a new main partner to grow with the business.
Football’s relationship with the gambling sector has recently moved to the centre of
the public consciousness.
Government advisor Dominic Cummings is leading the charge to ban gambling logos on football
shirts and, according to an exclusive report by Adam Crafton, there is an increasing appetite
among MPs to pass such legislation within the next year.
It is also understood that a delegation of African MPs, mostly Kenyan and Ugandan, recently
visited the Houses of Parliament to express concerns about a number of deals — including
Everton’s relationship with SportPesa — as pressure has increased on clubs to help with
the fight against gambling addiction.
At the end of the second weekend in February, though, following a series of high-level talks
between representatives from the two organisations, Everton announced that they had reached a
mutual agreement to cut ties two years before the end of the deal.
“This has been a difficult decision but one that allows us to best deliver on our
commercial plan and to grasp the new opportunities now open to us,” a club statement read.
Sources close to the talks suggest it was a move engineered by Everton, who offered
the troubled gambling firm a way out of the partnership as concerns mount for SportPesa
In October, the Kenyan side of SportPesa’s operation was forced to close due to disputes
over alleged tax arrears.
Earlier this month, the Football Association of Ireland called time on their partnership
with the company, too.
Otmar Szafnauer, team principal of another partner, Formula One’s Racing Point, recently
told Motorsport they had made changes to their deal at SportPesa’s request due to the company
suffering “some difficulties in their home market.”
Everton were also unable to use the SportPesa logo on children’s kits, while sponsorship
activations, which usually help clubs earn more money from main partners, had dwindled
— perhaps due in part to the negative perception of the brand.
There had also been a number of embarrassing social media gaffes.
SportPesa were forced to issue an apology after congratulating Arsenal for their 5-2
win at Goodison Park in October 2017.
A month later, they deleted another Twitter post in which they mocked Sam Allardyce’s

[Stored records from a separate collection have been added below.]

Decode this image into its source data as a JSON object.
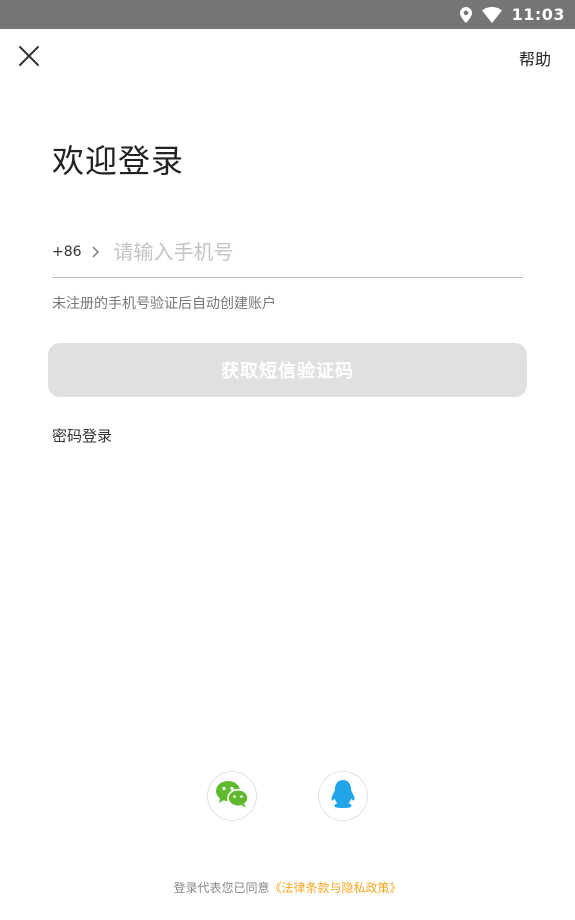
{
  "status_bar": {
    "time": "11:03",
    "icons": [
      "location-icon",
      "wifi-icon"
    ]
  },
  "nav": {
    "close_icon": "close-icon",
    "help_label": "帮助"
  },
  "login": {
    "title": "欢迎登录",
    "country_code": "+86",
    "phone_placeholder": "请输入手机号",
    "phone_value": "",
    "hint": "未注册的手机号验证后自动创建账户",
    "sms_button_label": "获取短信验证码",
    "password_login_label": "密码登录"
  },
  "social": {
    "items": [
      "wechat-icon",
      "qq-icon"
    ]
  },
  "agreement": {
    "prefix": "登录代表您已同意",
    "link_text": "《法律条款与隐私政策》"
  },
  "colors": {
    "status_bar": "#757575",
    "button_disabled": "#e0e0e0",
    "link_accent": "#f5a623",
    "wechat_green": "#5fba2f",
    "qq_blue": "#21a4e8"
  }
}
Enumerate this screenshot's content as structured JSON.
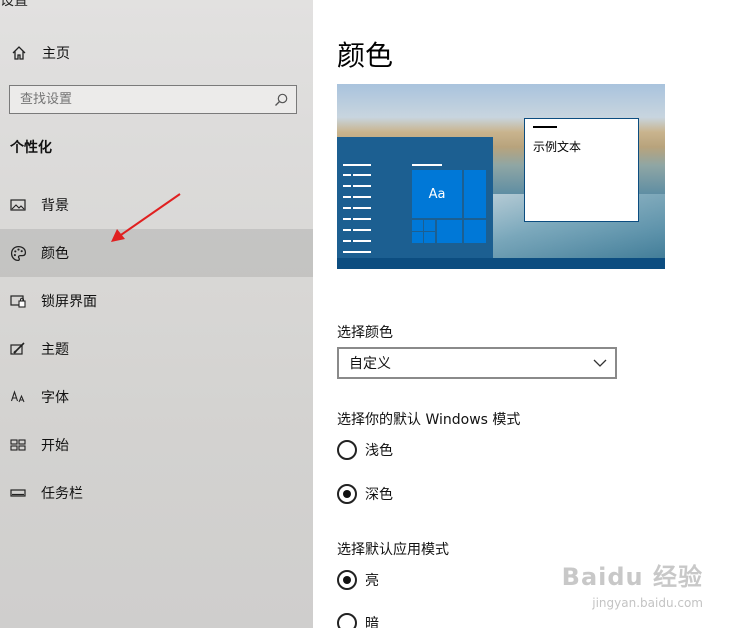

appointment as manager, incensing fans by saying Everton had “found love in a hopeless
place” in relation to the arrival of the former England boss.
SportPesa is now expected to focus on expanding its community partnerships in its principle
and home markets in Africa, with the priority being to develop grassroots sport.
Everton’s cancellation of the SportPesa agreement is only one part of the jigsaw as
the club look to make ground commercially on their competitors.
Barrett-Baxendale’s current review means all areas of the business will be under